Specifying operation-based objects can be more complex since it requires reasoning about history, but conversely, they have greater expressive power. The payload can be simpler since some state is effectively offloaded to the channel. Op-based replication is more demanding of the channel, since it requires reliable broadcast, which in general requires tracking group membership.

There’s no clear winner here. You need to decide which one to use based on your concrete use case and channel assumptions. But one more thing: A Git-like approach where before syncing, both replicas negotiate the precise subset of objects that they need to exchange, may give you the benefits of small message sizes while keeping the conceptual simplicity of state-based CRDTs, at the cost of introducing a more complex protocol.

Practical matters

When building an application on top of CRDTs, it is prudent to compare the user’s expectation of how concurrent edits work with how the data model works. This is even more true when your application state requires composition of multiple CRDTs. After all, there may be some situations (also called anomalies) where reappearance of previously-deleted items can be confusing, or even worse, seen as hostile by users. A good example of this is when using MV-Registers for a shopping basket: it may happen that an item that has been removed from the basket reappears in some (rare) situations. While this may be good for the shop (more revenue!), it may be bad for the user (unexpected item!).

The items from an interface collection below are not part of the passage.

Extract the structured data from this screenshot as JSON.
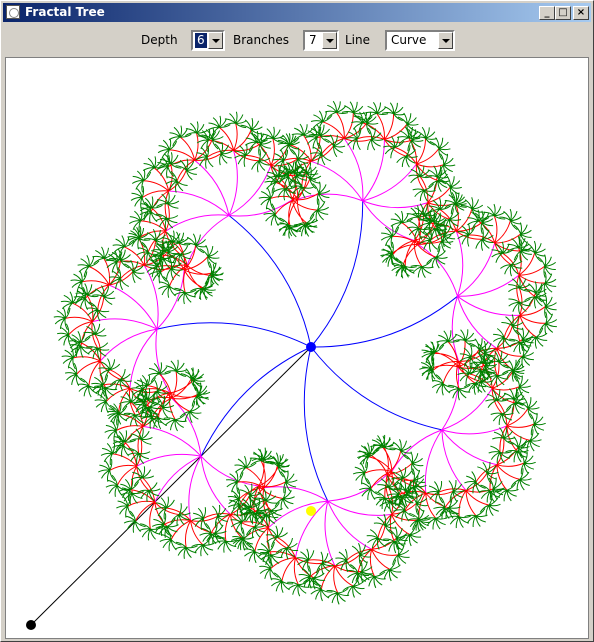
{
  "window": {
    "title": "Fractal Tree"
  },
  "toolbar": {
    "depth_label": "Depth",
    "depth_value": "6",
    "branches_label": "Branches",
    "branches_value": "7",
    "line_label": "Line",
    "line_value": "Curve"
  },
  "colors": {
    "level_colors": [
      "#000000",
      "#0000ff",
      "#ff00ff",
      "#ff0000",
      "#008000"
    ],
    "center_point": "#0000ff",
    "secondary_point": "#ffff00",
    "root_point": "#000000",
    "canvas_background": "#ffffff"
  }
}
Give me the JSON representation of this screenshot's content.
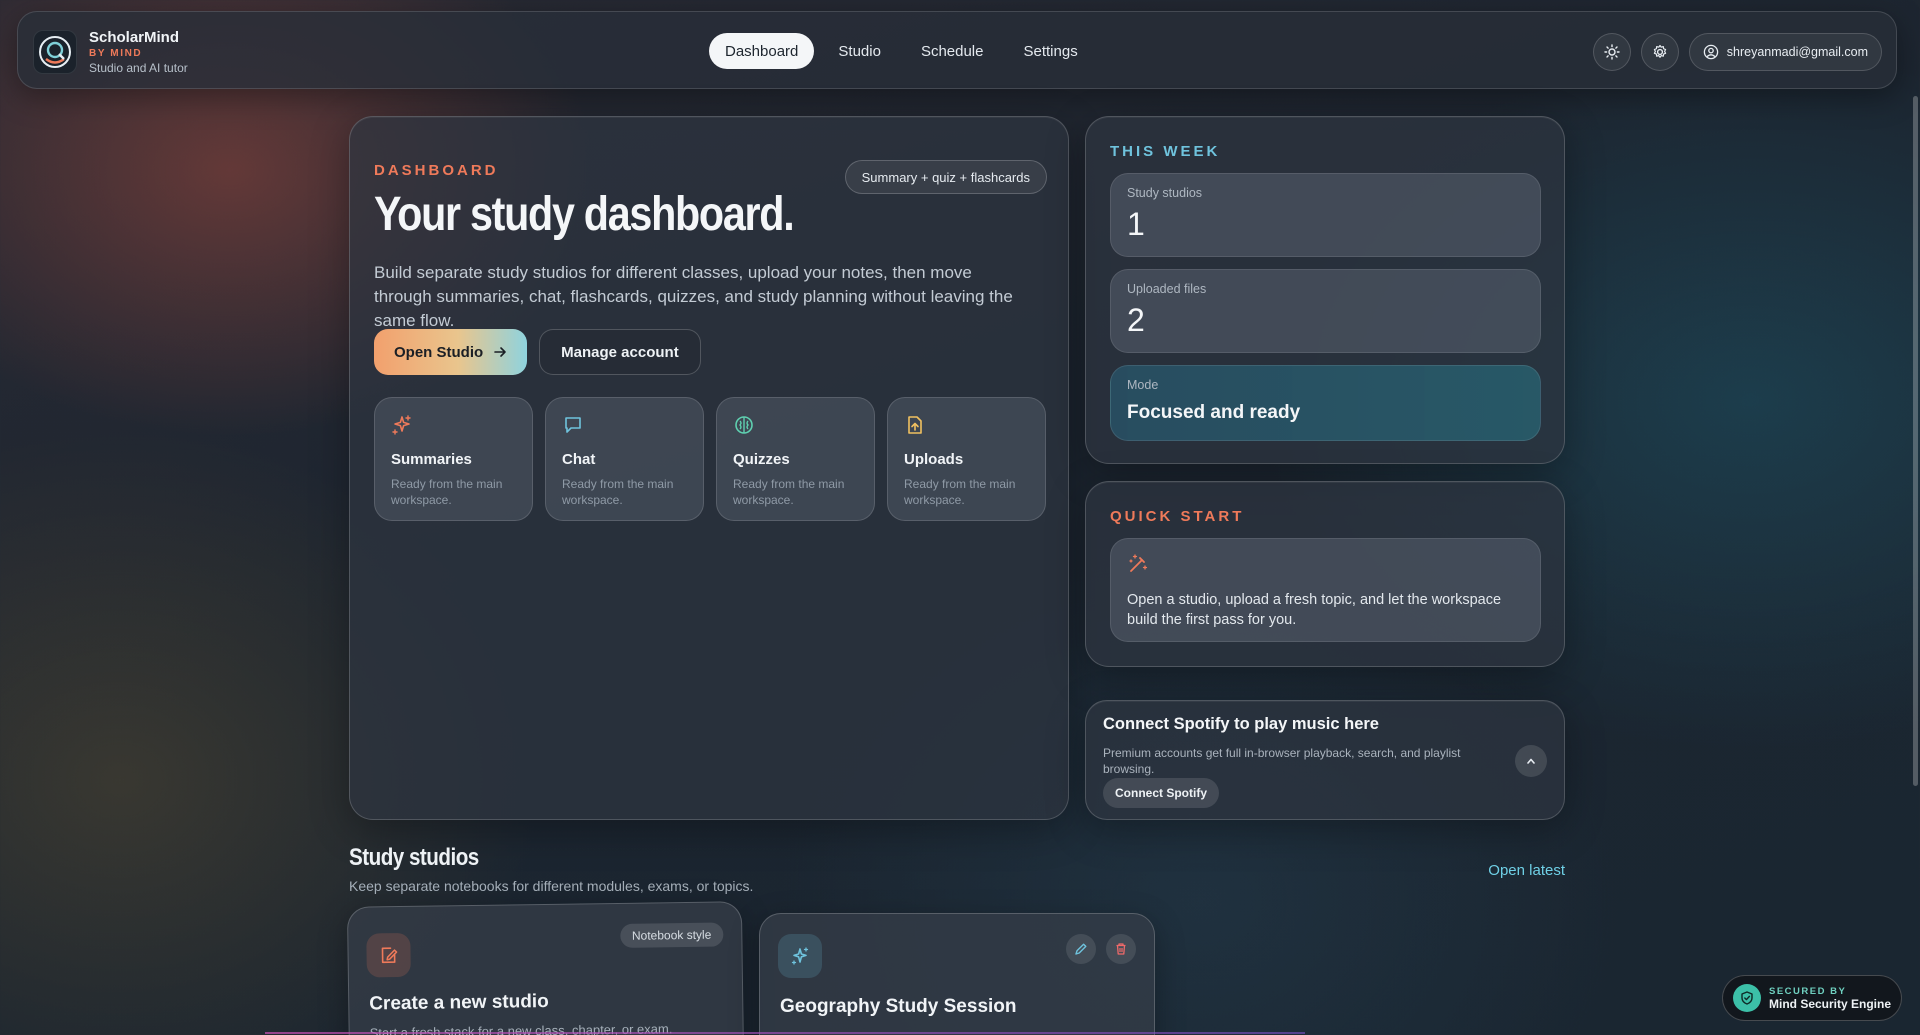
{
  "brand": {
    "name": "ScholarMind",
    "by": "BY MIND",
    "tagline": "Studio and AI tutor"
  },
  "nav": {
    "items": [
      {
        "label": "Dashboard",
        "active": true
      },
      {
        "label": "Studio",
        "active": false
      },
      {
        "label": "Schedule",
        "active": false
      },
      {
        "label": "Settings",
        "active": false
      }
    ]
  },
  "header_actions": {
    "theme_icon": "sun-icon",
    "settings_icon": "gear-icon",
    "account_email": "shreyanmadi@gmail.com"
  },
  "dashboard": {
    "eyebrow": "DASHBOARD",
    "chip": "Summary + quiz + flashcards",
    "title": "Your study dashboard.",
    "intro": "Build separate study studios for different classes, upload your notes, then move through summaries, chat, flashcards, quizzes, and study planning without leaving the same flow.",
    "primary_cta": "Open Studio",
    "secondary_cta": "Manage account",
    "features": [
      {
        "title": "Summaries",
        "desc": "Ready from the main workspace.",
        "icon": "sparkle-icon",
        "color": "#ef7a5a"
      },
      {
        "title": "Chat",
        "desc": "Ready from the main workspace.",
        "icon": "chat-icon",
        "color": "#6fc3dd"
      },
      {
        "title": "Quizzes",
        "desc": "Ready from the main workspace.",
        "icon": "brain-icon",
        "color": "#5fd0b0"
      },
      {
        "title": "Uploads",
        "desc": "Ready from the main workspace.",
        "icon": "file-upload-icon",
        "color": "#f0c060"
      }
    ]
  },
  "this_week": {
    "eyebrow": "THIS WEEK",
    "stats": [
      {
        "label": "Study studios",
        "value": "1"
      },
      {
        "label": "Uploaded files",
        "value": "2"
      },
      {
        "label": "Mode",
        "value": "Focused and ready"
      }
    ]
  },
  "quick_start": {
    "eyebrow": "QUICK START",
    "text": "Open a studio, upload a fresh topic, and let the workspace build the first pass for you."
  },
  "spotify": {
    "title": "Connect Spotify to play music here",
    "desc": "Premium accounts get full in-browser playback, search, and playlist browsing.",
    "button": "Connect Spotify"
  },
  "studios": {
    "title": "Study studios",
    "subtitle": "Keep separate notebooks for different modules, exams, or topics.",
    "open_latest": "Open latest",
    "new_card": {
      "chip": "Notebook style",
      "title": "Create a new studio",
      "desc": "Start a fresh stack for a new class, chapter, or exam."
    },
    "cards": [
      {
        "title": "Geography Study Session"
      }
    ]
  },
  "secured": {
    "top": "SECURED BY",
    "bottom": "Mind Security Engine"
  },
  "colors": {
    "accent_orange": "#ef7a5a",
    "accent_teal": "#6fc3dd"
  }
}
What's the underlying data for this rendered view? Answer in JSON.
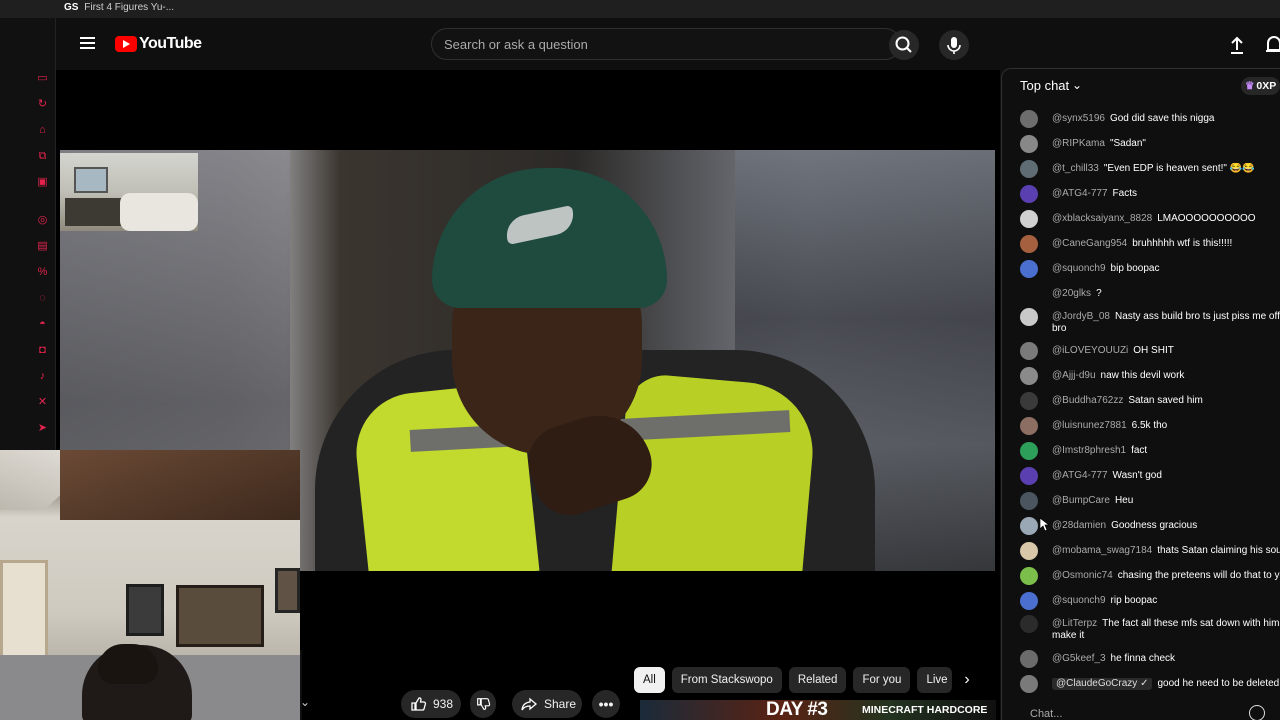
{
  "browser_tab": {
    "prefix": "GS",
    "title": "First 4 Figures Yu-..."
  },
  "header": {
    "logo_text": "YouTube",
    "search_placeholder": "Search or ask a question",
    "icons": [
      "menu-icon",
      "search-icon",
      "mic-icon",
      "upload-icon",
      "bell-icon"
    ]
  },
  "sidebar_icons": [
    "video-icon",
    "refresh-icon",
    "hat-icon",
    "link-icon",
    "card-icon",
    "target-icon",
    "twitch-icon",
    "percent-icon",
    "whatsapp-icon",
    "discord-icon",
    "instagram-icon",
    "tiktok-icon",
    "x-icon",
    "telegram-icon"
  ],
  "actions": {
    "like_count": "938",
    "share_label": "Share",
    "more_label": "•••"
  },
  "chips": [
    {
      "label": "All",
      "active": true
    },
    {
      "label": "From Stackswopo",
      "active": false
    },
    {
      "label": "Related",
      "active": false
    },
    {
      "label": "For you",
      "active": false
    },
    {
      "label": "Live",
      "active": false
    }
  ],
  "recommendation": {
    "title": "DAY #3",
    "subtitle": "MINECRAFT HARDCORE"
  },
  "chat": {
    "filter_label": "Top chat",
    "xp_label": "0XP",
    "input_placeholder": "Chat...",
    "messages": [
      {
        "author": "@synx5196",
        "text": "God did save this nigga",
        "avatar_color": "#6d6d6d"
      },
      {
        "author": "@RIPKama",
        "text": "\"Sadan\"",
        "avatar_color": "#888888"
      },
      {
        "author": "@t_chill33",
        "text": "\"Even EDP is heaven sent!\" 😂😂",
        "avatar_color": "#5f6c74"
      },
      {
        "author": "@ATG4-777",
        "text": "Facts",
        "avatar_color": "#5a3fb0"
      },
      {
        "author": "@xblacksaiyanx_8828",
        "text": "LMAOOOOOOOOOO",
        "avatar_color": "#d0d0d0"
      },
      {
        "author": "@CaneGang954",
        "text": "bruhhhhh wtf is this!!!!!",
        "avatar_color": "#a5613f"
      },
      {
        "author": "@squonch9",
        "text": "bip boopac",
        "avatar_color": "#4b6fcf"
      },
      {
        "author": "@20glks",
        "text": "?",
        "avatar_color": "#0f0f0f"
      },
      {
        "author": "@JordyB_08",
        "text": "Nasty ass build bro ts just piss me off at bro",
        "avatar_color": "#c9c9c9"
      },
      {
        "author": "@iLOVEYOUUZi",
        "text": "OH SHIT",
        "avatar_color": "#7a7a7a"
      },
      {
        "author": "@Ajjj-d9u",
        "text": "naw this devil work",
        "avatar_color": "#8a8a8a"
      },
      {
        "author": "@Buddha762zz",
        "text": "Satan saved him",
        "avatar_color": "#3a3a3a"
      },
      {
        "author": "@luisnunez7881",
        "text": "6.5k tho",
        "avatar_color": "#8d6e63"
      },
      {
        "author": "@Imstr8phresh1",
        "text": "fact",
        "avatar_color": "#2e9e5b"
      },
      {
        "author": "@ATG4-777",
        "text": "Wasn't god",
        "avatar_color": "#5a3fb0"
      },
      {
        "author": "@BumpCare",
        "text": "Heu",
        "avatar_color": "#4a5560"
      },
      {
        "author": "@28damien",
        "text": "Goodness gracious",
        "avatar_color": "#9aa7b4"
      },
      {
        "author": "@mobama_swag7184",
        "text": "thats Satan claiming his soul",
        "avatar_color": "#d8c7a8"
      },
      {
        "author": "@Osmonic74",
        "text": "chasing the preteens will do that to you",
        "avatar_color": "#7bbf4a"
      },
      {
        "author": "@squonch9",
        "text": "rip boopac",
        "avatar_color": "#4b6fcf"
      },
      {
        "author": "@LitTerpz",
        "text": "The fact all these mfs sat down with him to make it",
        "avatar_color": "#2b2b2b"
      },
      {
        "author": "@G5keef_3",
        "text": "he finna check",
        "avatar_color": "#6b6b6b"
      },
      {
        "author": "@ClaudeGoCrazy ✓",
        "text": "good he need to be deleted",
        "avatar_color": "#7a7a7a",
        "badge": true
      }
    ]
  }
}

Another example is when using a PN-Counter for tracking set membership. If the “membership count” drops below 0, you’ll have to add something for the set to become empty. But at the same time, we can’t just avoid this situation by restricting the counter to be non-negative. Decrements may pile up on multiple replicas and we’d only notice the counter dropping below 0 when we synchronize them.

Another problem is that in theory, we can’t just remove tombstones for deleted elements, but in practice, we have to. Otherwise, our replicas will accumulate too much cruft from long-forgotten, deleted set elements. It is possible to prune such values, but we need to be careful to not do it too early. This process is called garbage collection and is conceptually similar to GC in programming languages. Before deleting anything, we need to make sure that those old values are not reachable any more, that is, all delete operations have propagated to all replicas. An easy way to achieve this is if replicas continually broadcast their vector clocks (although it requires that the set of replicas is known and fixed). Naturally, this introduces complications in the application protocol.

Long story short: you can’t just slap CRDTs onto your application and expect user happiness.

Further reading

I’ve linked to the paper by Shapiro, Preguiça, Baquero, and Zawirski a few times. If you want to dive deep into all (formal) aspects of CRDTs, this paper is for you. Reading it does require some basic maths fluency, but most of the formulas are also described in prose. Additionally, the CRDTs that are defined in the paper are also implemented in pseudocode.

Martin Kleppmann, Annette Bieniusa, and Marc Shapiro have built a website with tons of resources on CRDTs, including:

As for the last point, I invite you to check out Automerge which is very close to a “one-size-fits-all” data type. It implements a JSON-like structure with all bells and whistles. It also brings a few other CRDTs, like strings (for collaborative text editing) and counters. If you’ve gone through this series, you should have enough understanding of the underlying implementation.

What’s next?

This is the final part. What’s next is up to your imagination. Have fun and good luck!

  1. approximately 2.5% the length of War and Peace 


Thanks to the people who've read drafts of this series and provided valuable feedback: Andrea, Clement Delafargue, Heiko Seeberger, Hillel Wayne, Johannes Link, Matthew Weidner, Princess.